The US Department of Justice (DOJ) recently announced the indictment by a grand jury charging four owners/managers of home health care agencies in Maine with participating in a conspiracy to suppress wages and restrict the job mobility of personal support specialist (PSS) workers in violation of Section 1 of the federal Sherman Act. According to the indictment, the owners/managers agreed to fix the rates paid to these workers and also agreed not to hire each other’s workers. The DOJ warned in a press release that “[t]his indictment is the first in this ongoing investigation into wage fixing and worker allocation schemes in the PSS industry,” and part of a larger “ongoing federal antitrust investigation into wage fixing and worker allocation in the home health care industry.”

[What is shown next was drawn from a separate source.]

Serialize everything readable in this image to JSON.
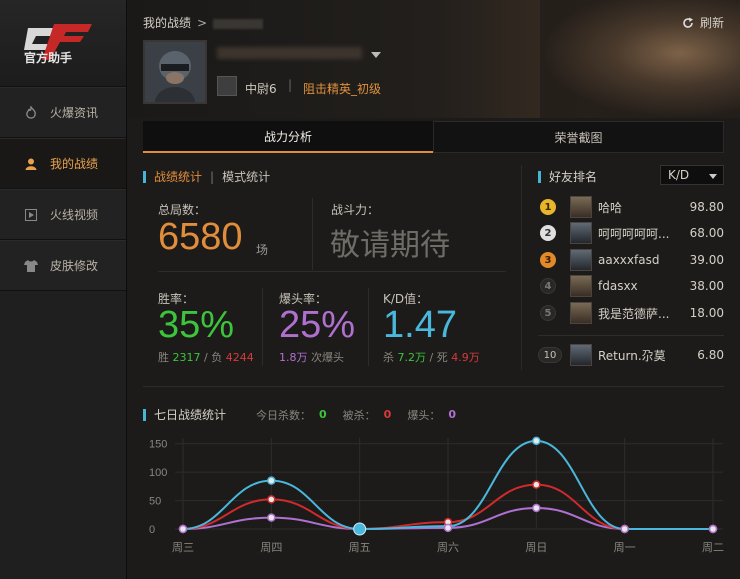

Even before this latest indictment, the DOJ made clear its intention to prosecute unlawful collusion by employers in labor markets. The DOJ had warned in its Antitrust Guidance for Human Resource Professionals in 2016 that the antitrust laws apply to competition among firms to hire employees, and that the DOJ would bring criminal charges “against naked wage-fixing or no-poaching agreements.” In December 2020, the DOJ filed criminal charges against the former owner of a therapist staffing company based on an alleged scheme to fix the wages paid to physical therapists and therapist assistants in the Dallas-Fort Worth area. The court in that case recently denied a motion to dismiss, finding that a horizontal agreement among buyers in the labor market to fix the price of labor is a form of price fixing and thus per se illegal. Since December 2020, the DOJ has brought criminal charges against other health care companies for entering into no-poach and/or wage fixing agreements.
Not all agreements concerning the hiring or solicitation of a competitor’s employees are necessarily unlawful. In Aya Healthcare Servs., Inc. v. AMN Healthcare, Inc., 9 F.4th 1102 (9th Cir. Aug. 19, 2021), the Ninth Circuit drew a distinction between “naked” and “ancillary” restraints and clarified that non-solicitation provisions in business-to-business collaboration agreements are not per se violations of the Sherman Act. There, in considering a dispute between two health care staffing agencies, the Ninth Circuit explained that while Section 1 of the Sherman Act bars restraints on trade, courts distinguish between naked restraints, which are explicitly anticompetitive, and ancillary restraints, which restrain competition but are subordinate, collateral, and necessary to a legitimate business transaction and are therefore subject to a more lenient “rule of reason” factual analysis. The Ninth Circuit found that, given the purpose of the agreement at issue was to supply travel nurses, the non-solicitation provision was necessary for the defendant to ensure it would not lose personnel when it entered into staffing subcontractor agreements, and absent staffing subcontractors, there would be fewer nurses for hospitals facing chronic nurse shortages.
Wage-fixing and no-poach agreements will continue to be an antitrust enforcement priority for federal and state regulators in 2022. One important step all companies can take to significantly reduce antitrust risk is to implement and maintain a robust antitrust compliance policy, supported by regular programs and trainings. In 2019, the DOJ announced a new policy that directs prosecutors to consider the adequacy and effectiveness of a corporation’s compliance program at the charging stage, meaning that businesses that take antitrust compliance seriously may be able to avoid the worst consequences even if rogue employees violate the antitrust laws. This policy, along with the DOJ’s heightened criminal antitrust enforcement efforts, underscore the importance of consulting with antitrust counsel to develop and implement effective compliance training and to understand what types of agreements can expose a company to potential criminal and/or civil liability.